The entire test usually takes about 15 minutes.
Depending on your doctor's request, you'll stand, sit, or lie for the chest x ray. The technician will help position you correctly. He or she may cover you with a heavy lead apron to protect certain parts of your body from the radiation.
The x-ray equipment usually consists of two parts. One part, a box-like machine, holds the x-ray film or a special plate that records the picture digitally. You'll sit or stand next to this machine. The second part is the x-ray tube, which is located about 6 feet away.
Before the pictures are taken, the technician will walk behind a wall or into the next room to turn on the x-ray machine. This helps reduce his or her exposure to the radiation.

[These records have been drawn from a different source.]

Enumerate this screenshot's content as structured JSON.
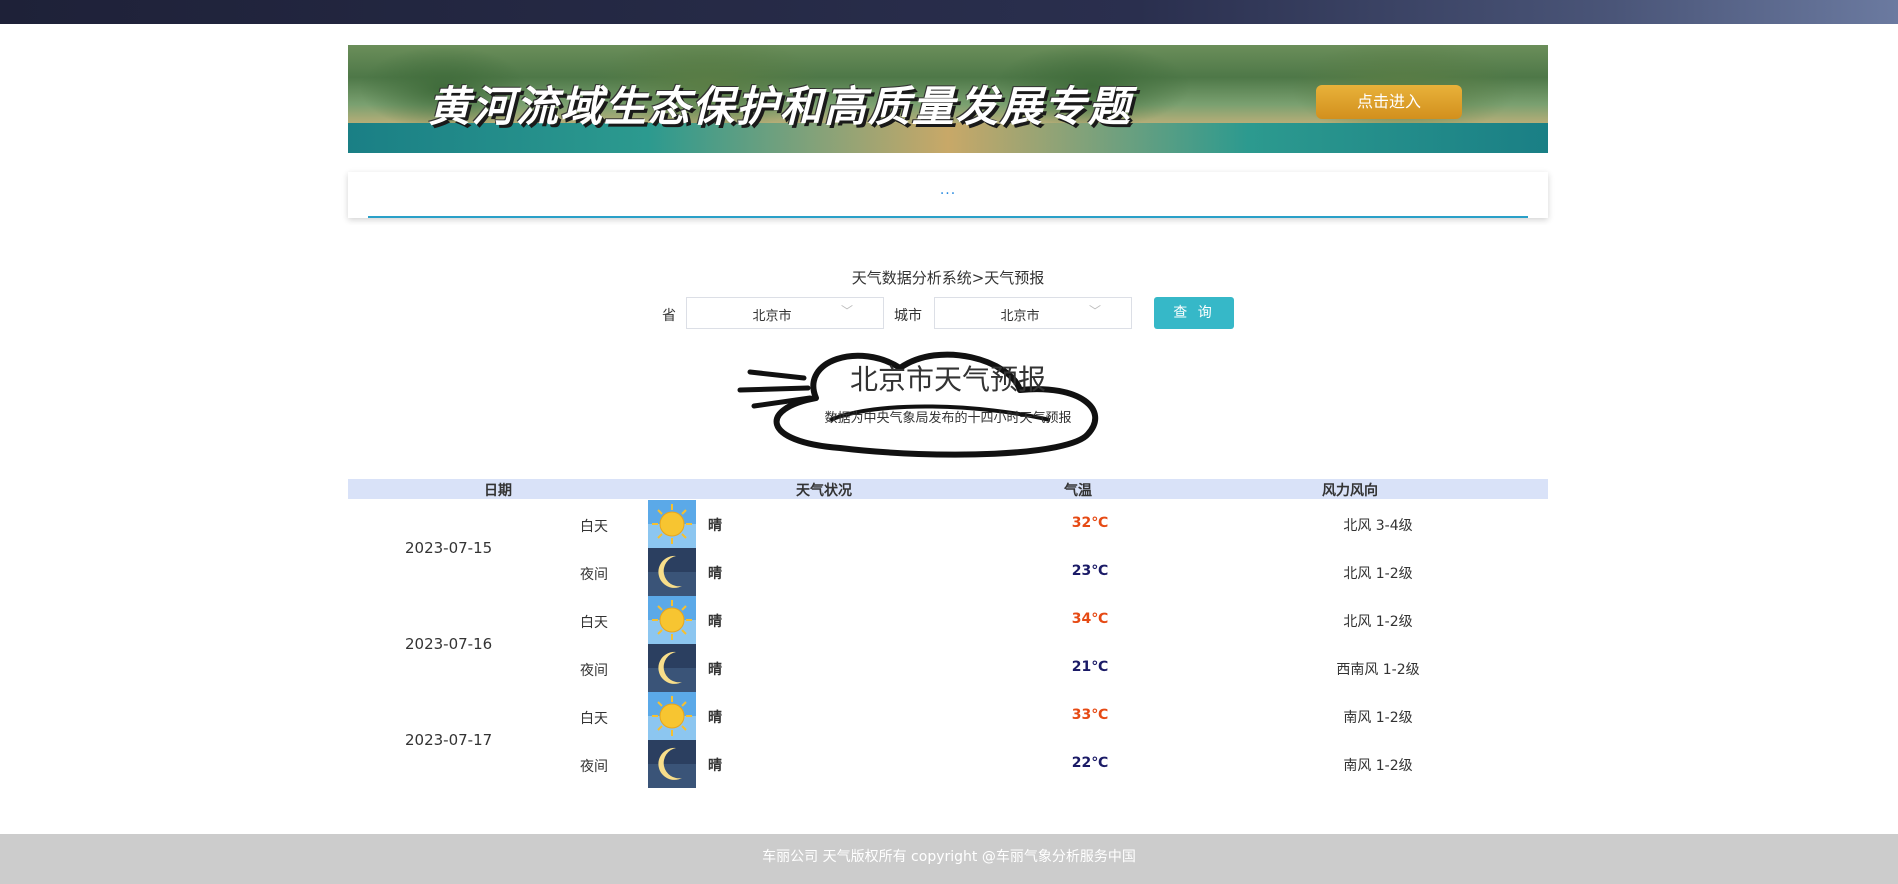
{
  "banner": {
    "title": "黄河流域生态保护和高质量发展专题",
    "button": "点击进入"
  },
  "nav": {
    "placeholder_dots": "..."
  },
  "breadcrumb": "天气数据分析系统>天气预报",
  "filters": {
    "province_label": "省",
    "province_value": "北京市",
    "city_label": "城市",
    "city_value": "北京市",
    "query_button": "查 询"
  },
  "forecast": {
    "title": "北京市天气预报",
    "subtitle": "数据为中央气象局发布的十四小时天气预报"
  },
  "table": {
    "headers": [
      "日期",
      "天气状况",
      "气温",
      "风力风向"
    ],
    "days": [
      {
        "date": "2023-07-15",
        "rows": [
          {
            "period": "白天",
            "icon": "sun-icon",
            "condition": "晴",
            "temp": "32℃",
            "wind": "北风 3-4级"
          },
          {
            "period": "夜间",
            "icon": "moon-icon",
            "condition": "晴",
            "temp": "23℃",
            "wind": "北风 1-2级"
          }
        ]
      },
      {
        "date": "2023-07-16",
        "rows": [
          {
            "period": "白天",
            "icon": "sun-icon",
            "condition": "晴",
            "temp": "34℃",
            "wind": "北风 1-2级"
          },
          {
            "period": "夜间",
            "icon": "moon-icon",
            "condition": "晴",
            "temp": "21℃",
            "wind": "西南风 1-2级"
          }
        ]
      },
      {
        "date": "2023-07-17",
        "rows": [
          {
            "period": "白天",
            "icon": "sun-icon",
            "condition": "晴",
            "temp": "33℃",
            "wind": "南风 1-2级"
          },
          {
            "period": "夜间",
            "icon": "moon-icon",
            "condition": "晴",
            "temp": "22℃",
            "wind": "南风 1-2级"
          }
        ]
      }
    ]
  },
  "footer": "车丽公司 天气版权所有 copyright @车丽气象分析服务中国",
  "colors": {
    "day_temp": "#e64a14",
    "night_temp": "#1a1a66",
    "header_bg": "#d9e2f8",
    "query_button": "#36b8c8",
    "footer_bg": "#cccccc"
  }
}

Usually, two views of the chest are taken. The first is a view from the back. The second is a view from the side.
For a view from the back, you'll sit or stand so that your chest rests against the image plate. The x-ray tube will be behind you. For the side view, you'll turn to your side and raise your arms above your head.
If you need to lie down for the test, you'll lie on a table that contains the x-ray film or plate. The x-ray tube will be over the table.
You'll need to hold very still while the pictures are taken. The technician may ask you to hold your breath for a few seconds. These steps help prevent a blurry picture.
Although the test is painless, you may feel some discomfort from the coolness of the exam room and the x-ray plate. If you have arthritis or injuries to the chest wall, shoulders, or arms, you may feel discomfort holding a position during the test. The technician may be able to help you find a more comfortable position.
When the test is done, you'll need to wait while the technician checks the quality of the x-ray pictures. He or she needs to make sure that the pictures are good enough for the doctor to use.
The NHLBI updates Health Topics articles on a biennial cycle based on a thorough review of research findings and new literature. The articles also are updated as needed if important new research is published. The date on each Health Topics article reflects when the content was originally posted or last revised.